Essential But Not Sufficient
Microsoft is estimating an x86-64 beta OS for Hammers by the end of September, with a final product by the end of this year, early next.
While this is necessary, and certainly would be bad if it didn’t happen, in-and-of-itself, it’s not great news.
Based on all the Hammer benchmarks we’ve seen so far, Hammer processors are going to need x86-64 to shine. This makes availability of x86-64 software over the next six months to a year critical.
The Hammer platform is like a house, and software is furniture for the house.
Getting an MS x86-64 OS for the desktop is like getting a kitchen table and chairs for the house.
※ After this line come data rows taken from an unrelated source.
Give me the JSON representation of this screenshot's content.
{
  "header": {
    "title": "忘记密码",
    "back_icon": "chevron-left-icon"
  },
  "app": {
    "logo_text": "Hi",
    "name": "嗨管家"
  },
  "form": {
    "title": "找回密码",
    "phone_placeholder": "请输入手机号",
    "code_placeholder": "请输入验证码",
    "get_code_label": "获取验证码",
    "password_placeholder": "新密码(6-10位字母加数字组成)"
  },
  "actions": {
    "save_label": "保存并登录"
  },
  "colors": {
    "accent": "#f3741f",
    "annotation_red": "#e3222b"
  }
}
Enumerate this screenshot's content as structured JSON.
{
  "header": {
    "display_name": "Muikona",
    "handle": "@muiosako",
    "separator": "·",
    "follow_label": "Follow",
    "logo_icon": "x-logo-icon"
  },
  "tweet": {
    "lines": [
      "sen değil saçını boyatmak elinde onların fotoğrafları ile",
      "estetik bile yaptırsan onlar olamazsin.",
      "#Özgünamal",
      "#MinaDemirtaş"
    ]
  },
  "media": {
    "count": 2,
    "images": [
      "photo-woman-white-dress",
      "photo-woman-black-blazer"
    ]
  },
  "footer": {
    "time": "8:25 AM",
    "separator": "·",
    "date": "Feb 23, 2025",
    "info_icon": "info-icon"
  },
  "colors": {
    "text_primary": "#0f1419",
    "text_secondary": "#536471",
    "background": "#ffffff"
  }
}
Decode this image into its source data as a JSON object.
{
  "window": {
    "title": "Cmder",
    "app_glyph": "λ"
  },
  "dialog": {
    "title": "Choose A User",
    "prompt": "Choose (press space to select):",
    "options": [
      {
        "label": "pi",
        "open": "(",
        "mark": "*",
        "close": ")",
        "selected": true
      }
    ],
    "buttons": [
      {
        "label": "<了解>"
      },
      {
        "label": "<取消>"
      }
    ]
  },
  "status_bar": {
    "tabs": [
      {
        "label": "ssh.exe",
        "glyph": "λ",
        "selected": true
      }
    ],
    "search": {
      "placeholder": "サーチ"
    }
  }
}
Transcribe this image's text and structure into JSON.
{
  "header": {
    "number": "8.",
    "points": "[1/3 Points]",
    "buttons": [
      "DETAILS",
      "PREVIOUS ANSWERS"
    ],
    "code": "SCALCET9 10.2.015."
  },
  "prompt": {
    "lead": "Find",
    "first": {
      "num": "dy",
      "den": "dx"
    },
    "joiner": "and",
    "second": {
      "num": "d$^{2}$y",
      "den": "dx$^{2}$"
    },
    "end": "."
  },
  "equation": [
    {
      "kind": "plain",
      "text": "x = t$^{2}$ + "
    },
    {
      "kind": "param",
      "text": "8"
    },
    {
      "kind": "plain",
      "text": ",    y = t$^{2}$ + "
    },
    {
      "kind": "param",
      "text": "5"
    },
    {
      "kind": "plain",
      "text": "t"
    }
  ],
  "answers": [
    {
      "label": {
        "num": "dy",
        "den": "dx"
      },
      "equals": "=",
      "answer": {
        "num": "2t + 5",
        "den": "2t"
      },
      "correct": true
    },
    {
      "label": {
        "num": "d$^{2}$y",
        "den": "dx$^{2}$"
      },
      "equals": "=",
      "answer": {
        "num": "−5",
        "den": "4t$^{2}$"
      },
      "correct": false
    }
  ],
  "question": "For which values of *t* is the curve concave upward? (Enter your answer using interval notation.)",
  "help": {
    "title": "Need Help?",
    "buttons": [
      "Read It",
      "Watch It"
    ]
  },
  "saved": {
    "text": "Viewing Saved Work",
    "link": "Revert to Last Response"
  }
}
You certainly want that; it’s a lot better than eating from the floor, but you’d hardly call the house fully furnished once you got that.
What prospective Hammer buyers should be watching very closely in the months ahead is the other software that gets ported over to x86-64.
So far, there haven’t been a lot of Windows desktop applications/games where the makers have declared that’s they’re going to go for it. Actually, there’s been practically none.
Yes, it’s still fairly early, but it’s something to keep an eye on. When the product debuts, look to see how many and which software companies are there raising their hands and saying, “Me, too.”
I’m not talking about having products ready; that would be too much to expect on the Windows side by late September. I’m talking about declarations of intention, as in, “We’re going to have this.”